During their visit, a Rickenbaker 12-string guitar was given to George Harrison by an employee of B-Sharp Music Store (video here). Less than two months later, on October 16 George utilized that guitar prominently on The Beatles "If I Needed Someone."

While at the stadium, the Beatles also hung out with Minnesota Twins equipment manager Ray Crump.

photo Courtesy Old Minneapolis, Jill Griffith

Their set at Metropolitan Stadium was 11 songs:

She's A Woman

I Feel Fine

Dizzy Miss Lizzy

Ticket To Ride

Everybody's Trying To Be My Baby

Can't Buy Me Love

Baby's In Black

I Wanna Be Your Man

A Hard Day's Night


I'm Down


Met Stadium closed on December 20, 1981, but not without holding one more memorable concert: On August 1, 1978, a concert featuring the Eagles, the Steve Miller Band, and Pablo Cruise drew a stadium-record 65,000 fans.

The stadium was demolished January 28, 1985, and the Mall of America opened at the same site just seven years later. Coincidentally, Ringo performed on nearly the same grounds in 1995, during a July 4 concert just outside the MOA.

photo by Steve Cohen

Now, the location of Met Stadium home plate is marked near the northwest corner of Nickelodeon Universe inside the Mall of America.

photo by Steve Cohen

And a seat from the Met Stadium has been hung to commemorate the spot where Hall of Famer Harmon Killebrew's 522-foot home run landed in the upper deck on June 3, 1967. It's situated just above the flume ride in Nickelodeon Universe.
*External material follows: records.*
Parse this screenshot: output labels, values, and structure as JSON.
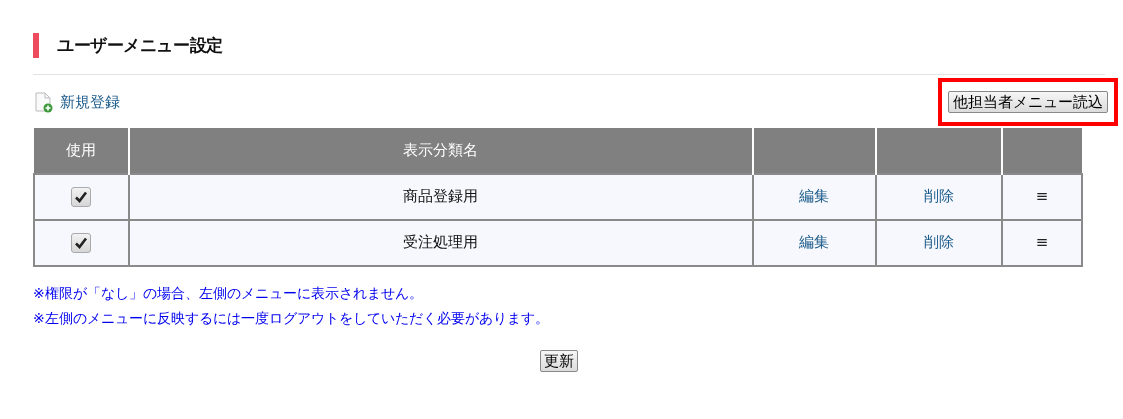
{
  "title": "ユーザーメニュー設定",
  "new_link": "新規登録",
  "load_button": {
    "label": "他担当者メニュー読込",
    "highlighted": true
  },
  "table": {
    "columns": [
      "使用",
      "表示分類名"
    ],
    "rows": [
      {
        "checked": true,
        "name": "商品登録用",
        "edit": "編集",
        "delete": "削除",
        "handle": "≡"
      },
      {
        "checked": true,
        "name": "受注処理用",
        "edit": "編集",
        "delete": "削除",
        "handle": "≡"
      }
    ]
  },
  "notes": [
    "※権限が「なし」の場合、左側のメニューに表示されません。",
    "※左側のメニューに反映するには一度ログアウトをしていただく必要があります。"
  ],
  "update_button": "更新"
}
photo by Steve Cohen
Clean Water Land & Legacy Amendment
This activity is made possible in part by the Minnesota Legacy Amendment’s Arts & Cultural Heritage Fund.